Mouth of Senegal River by Saint Louis16.0N 16.4W
The Senegal River is a 1790 km long river in West Africa that forms the border between Senegal (below) and Mauritania (above). It is formed by the confluence of the Semefé (Bakoy) and Bafing Rivers at Bafoulabé.
From Bafoulabé the river flows west and then north through the spectacular Talari Gorges near Galougo and over the Gouina Falls, then flows more gently past Kayes and through semi-arid land along the northern border of Senegal to the Atlantic.
Approaching its mouth, the Senegal passes through Biffeche and the island on which the city of Saint Louis is located, then turns south. Around Saint Louis, there are marshes – flood basins that form during the rainy season when the river overflows into the countryside, creating ponds and stretches of mangroves that attract birds like flamingos and pelicans.

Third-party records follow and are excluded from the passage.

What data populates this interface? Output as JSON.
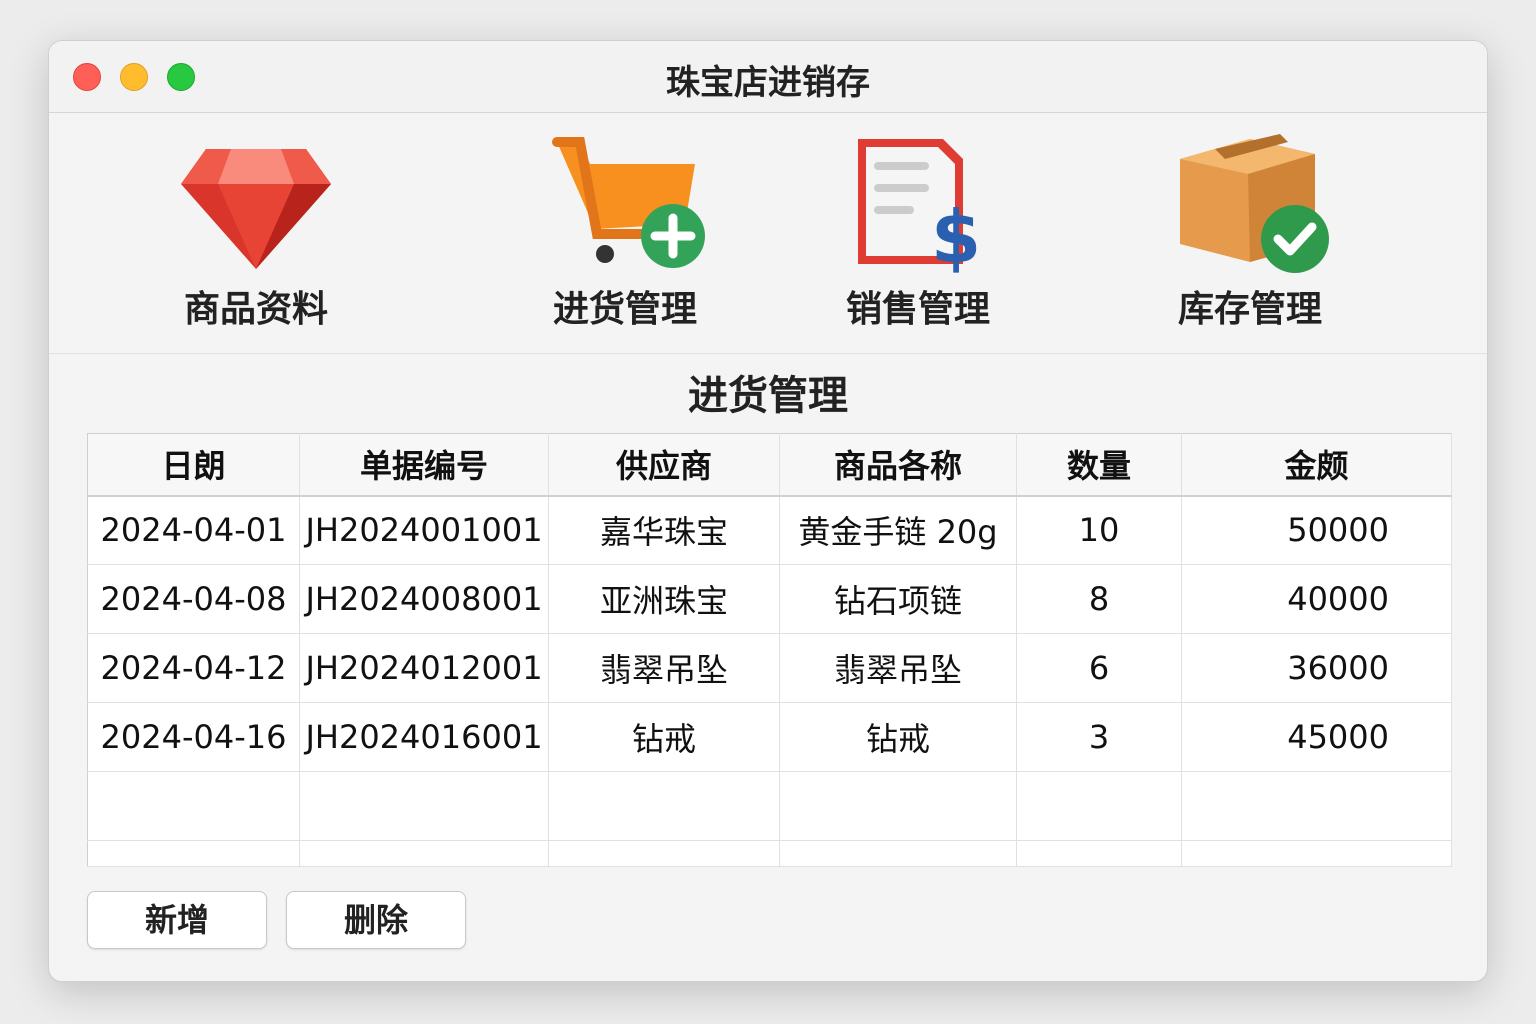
{
  "window": {
    "title": "珠宝店进销存"
  },
  "toolbar": [
    {
      "label": "商品资料",
      "icon": "gem-icon"
    },
    {
      "label": "进货管理",
      "icon": "cart-add-icon"
    },
    {
      "label": "销售管理",
      "icon": "invoice-dollar-icon"
    },
    {
      "label": "库存管理",
      "icon": "box-check-icon"
    }
  ],
  "section_title": "进货管理",
  "table": {
    "headers": [
      "日朗",
      "单据编号",
      "供应商",
      "商品各称",
      "数量",
      "金颇"
    ],
    "rows": [
      [
        "2024-04-01",
        "JH2024001001",
        "嘉华珠宝",
        "黄金手链 20g",
        "10",
        "50000"
      ],
      [
        "2024-04-08",
        "JH2024008001",
        "亚洲珠宝",
        "钻石项链",
        "8",
        "40000"
      ],
      [
        "2024-04-12",
        "JH2024012001",
        "翡翠吊坠",
        "翡翠吊坠",
        "6",
        "36000"
      ],
      [
        "2024-04-16",
        "JH2024016001",
        "钻戒",
        "钻戒",
        "3",
        "45000"
      ]
    ]
  },
  "buttons": {
    "add": "新增",
    "delete": "删除"
  }
}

By the coast and Saint Louis, the Senegal River is separated from the Atlantic Ocean by a thin strip of sand called the Langue de Barbarie. The entire strip stretches 600km from Nouadhibou in Mauritania to Saint-Louis, of which a 25km section separates the Senegal River from the Atlantic Ocean. Its vegetation mainly consists of Filao trees, propagated to prevent soil erosion in sandy and salty soils.